In my presentation (Matsukata’s) I commented freely on the great work of such an authority, and even received the following comment “I got many unexpected inspirations, thank you” which made me relieved and grateful.

(Written by: Fuyuko Matsukata)

24-25 JUL 2020 We held our 1st workshop (online). Lineup as follows

Fuyuko Matsukata: “Recreation of global history of diplomacy”
Akifumi Shioya: “Russian empire’s diplomacy towards Asia in the first half of 19th century”
Seiya Yoshioka: “Practice of “Treaties” in opened ports”
Norifumi Daito: “Diplomacy of Dutch East India Company found in Agreement with Safavid dynasty”
Takashi Okamoto: “Global history and diplomacy”
Yuta Kikuchi: “System and diplomacy of medieval~modern Hanseatic League: House of Trade, City and Consul System.”
Azusa Matsumoto: “Movement for trade and restrictions on movement in Ezo”

Hao Peng:“Form of self-defense in Nagasaki’s Chinese community in pre-modern era”
Akiko Harada:“Communities of people from same origin in pre-modern Rome”
Yamato Tsuji:“Black markets and tax in the late Joseon era”
Kanako Kimura:“How to picture “Diplomacy” in pre-modern East Asia”
Hiroshi Kawaguchi:“Existing diplomatic documents from 17th century Ayutthaya”
Takako Morinaga:“Russian Empire’s “Boundary” and Distribution – Change from In-land Nation to International Trade Nation”
Yutaka Horii:“Treaty Norms in the Medieval and Early Modern Islamic Levant”
Hironari Kido:“The Initiative of Ryukyu”

This introduction/workshop was our 1st gathering but was unfortunately held online.

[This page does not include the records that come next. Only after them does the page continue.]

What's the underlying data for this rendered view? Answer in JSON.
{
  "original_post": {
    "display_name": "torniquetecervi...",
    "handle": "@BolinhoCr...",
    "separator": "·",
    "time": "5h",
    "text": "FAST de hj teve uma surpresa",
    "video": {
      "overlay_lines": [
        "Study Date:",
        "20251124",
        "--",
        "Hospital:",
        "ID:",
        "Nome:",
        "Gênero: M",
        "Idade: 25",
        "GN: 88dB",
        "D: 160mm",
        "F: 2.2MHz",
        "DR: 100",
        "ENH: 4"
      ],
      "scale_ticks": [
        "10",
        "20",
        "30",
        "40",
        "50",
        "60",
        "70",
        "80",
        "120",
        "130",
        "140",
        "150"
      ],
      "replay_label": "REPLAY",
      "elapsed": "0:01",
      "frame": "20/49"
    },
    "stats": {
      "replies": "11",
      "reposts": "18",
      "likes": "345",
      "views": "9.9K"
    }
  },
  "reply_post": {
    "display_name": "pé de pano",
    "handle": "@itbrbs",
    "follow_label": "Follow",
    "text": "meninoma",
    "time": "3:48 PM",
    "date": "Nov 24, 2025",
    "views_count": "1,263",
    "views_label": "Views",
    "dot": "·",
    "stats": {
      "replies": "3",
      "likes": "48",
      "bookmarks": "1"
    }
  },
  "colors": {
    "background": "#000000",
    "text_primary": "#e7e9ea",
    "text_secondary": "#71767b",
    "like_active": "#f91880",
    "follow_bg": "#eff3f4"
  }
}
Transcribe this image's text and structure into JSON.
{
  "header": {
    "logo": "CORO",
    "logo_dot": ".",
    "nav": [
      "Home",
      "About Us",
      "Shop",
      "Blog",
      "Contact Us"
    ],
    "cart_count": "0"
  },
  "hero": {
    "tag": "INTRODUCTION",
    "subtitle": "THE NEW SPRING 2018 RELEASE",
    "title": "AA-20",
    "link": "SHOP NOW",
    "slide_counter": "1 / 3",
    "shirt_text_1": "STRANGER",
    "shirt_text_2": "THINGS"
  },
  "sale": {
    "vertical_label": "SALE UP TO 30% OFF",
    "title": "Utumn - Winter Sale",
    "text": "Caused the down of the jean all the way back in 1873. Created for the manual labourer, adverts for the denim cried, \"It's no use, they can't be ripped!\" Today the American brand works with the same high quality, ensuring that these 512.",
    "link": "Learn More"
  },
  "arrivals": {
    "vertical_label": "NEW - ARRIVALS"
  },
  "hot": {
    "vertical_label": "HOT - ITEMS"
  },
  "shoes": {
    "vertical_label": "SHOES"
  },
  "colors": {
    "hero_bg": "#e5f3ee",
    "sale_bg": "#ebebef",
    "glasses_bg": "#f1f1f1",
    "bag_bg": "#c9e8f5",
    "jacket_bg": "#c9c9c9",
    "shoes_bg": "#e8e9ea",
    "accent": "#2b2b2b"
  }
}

I felt reassured by the passionate presentations given in such a limited time. We could find some common ground across the regions. I am excited for the progress of the research.

(Written by: Fuyuko Matsukata)